Entries from a dataset of interfaces
=== Section Start ===
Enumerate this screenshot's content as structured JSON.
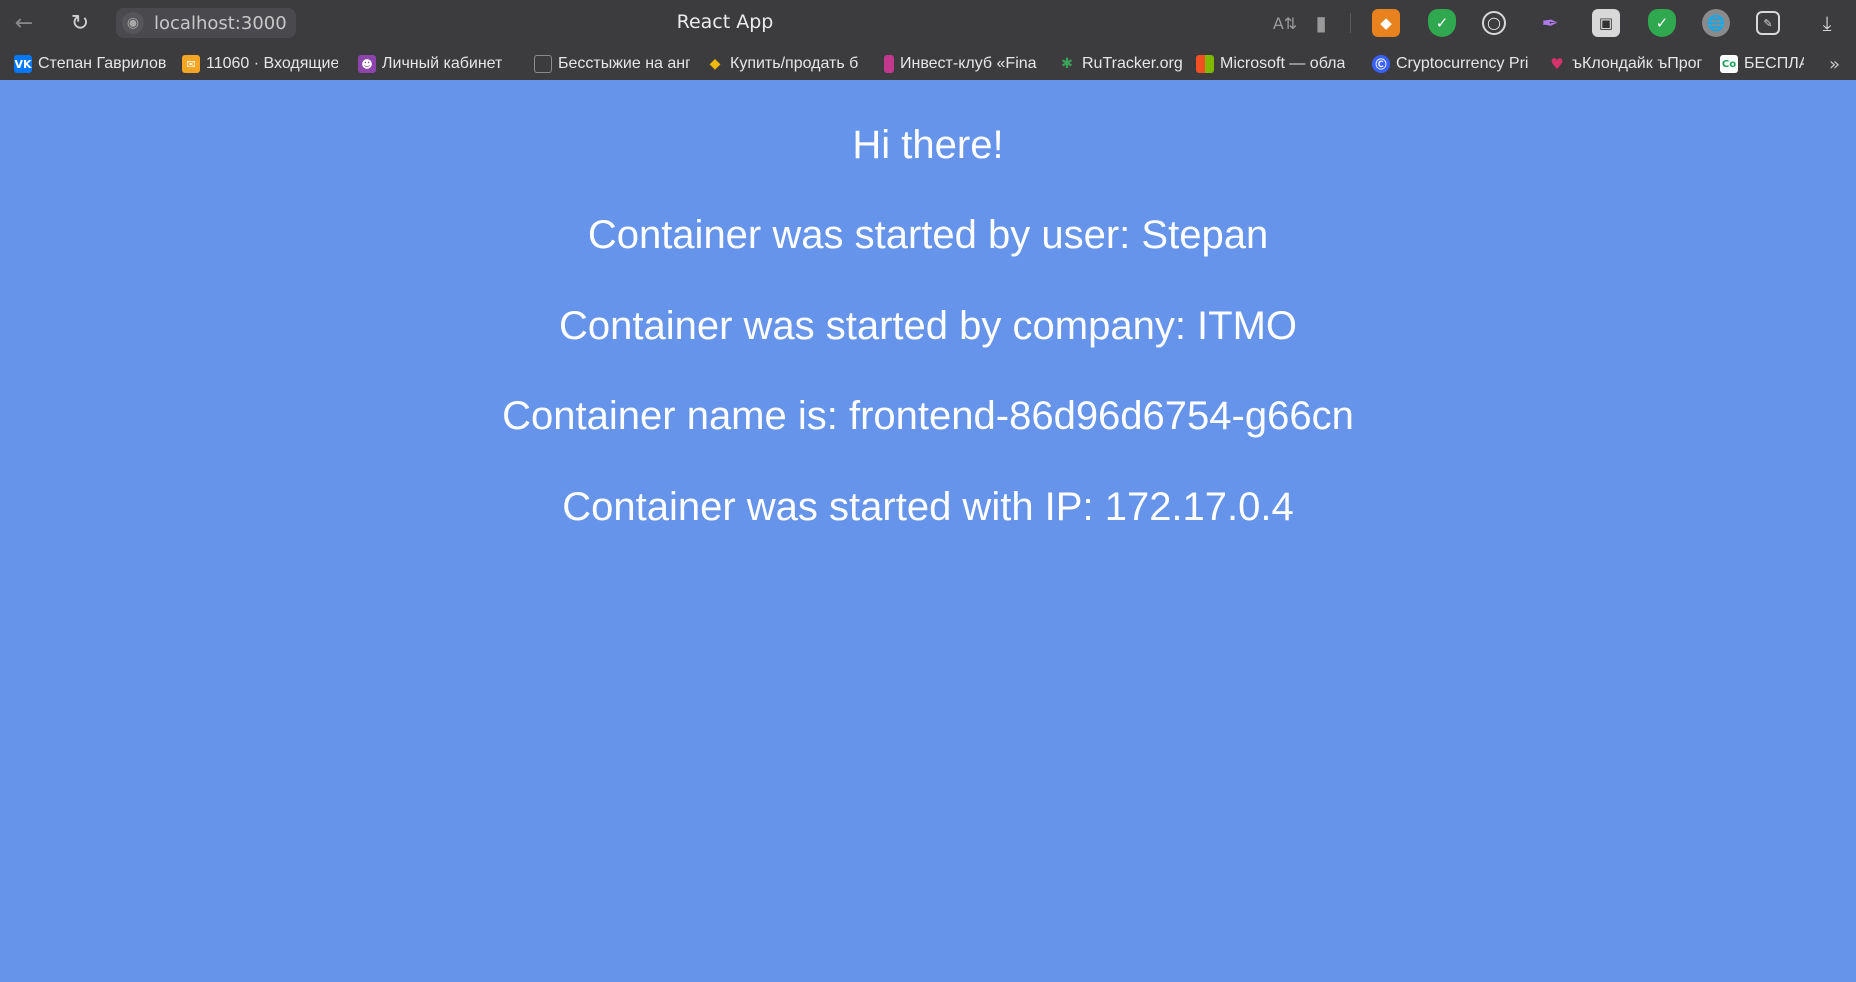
{
  "browser": {
    "url": "localhost:3000",
    "page_title": "React App"
  },
  "bookmarks": [
    {
      "label": "Степан Гаврилов",
      "icon": "vk-icon",
      "color": "#0077ff"
    },
    {
      "label": "11060 · Входящие",
      "icon": "mail-icon",
      "color": "#f5a623"
    },
    {
      "label": "Личный кабинет",
      "icon": "person-icon",
      "color": "#8e44ad"
    },
    {
      "label": "Бесстыжие на анг",
      "icon": "document-icon",
      "color": "#9a9a9a"
    },
    {
      "label": "Купить/продать б",
      "icon": "binance-icon",
      "color": "#f0b90b"
    },
    {
      "label": "Инвест-клуб «Fina",
      "icon": "tie-icon",
      "color": "#c0398c"
    },
    {
      "label": "RuTracker.org",
      "icon": "rutracker-icon",
      "color": "#3aa55a"
    },
    {
      "label": "Microsoft — обла",
      "icon": "microsoft-icon",
      "color": "#f25022"
    },
    {
      "label": "Cryptocurrency Pri",
      "icon": "coinmarketcap-icon",
      "color": "#3861fb"
    },
    {
      "label": "ъКлондайк ъПрог",
      "icon": "heart-gem-icon",
      "color": "#d6336c"
    },
    {
      "label": "БЕСПЛА",
      "icon": "co-icon",
      "color": "#1b9e5a"
    }
  ],
  "content": {
    "greeting": "Hi there!",
    "user_line": "Container was started by user: Stepan",
    "company_line": "Container was started by company: ITMO",
    "name_line": "Container name is: frontend-86d96d6754-g66cn",
    "ip_line": "Container was started with IP: 172.17.0.4"
  },
  "colors": {
    "page_background": "#6594ea",
    "text": "#ffffff",
    "browser_chrome": "#3c3c3f"
  }
}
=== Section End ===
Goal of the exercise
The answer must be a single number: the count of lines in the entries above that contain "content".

Result of the exercise
2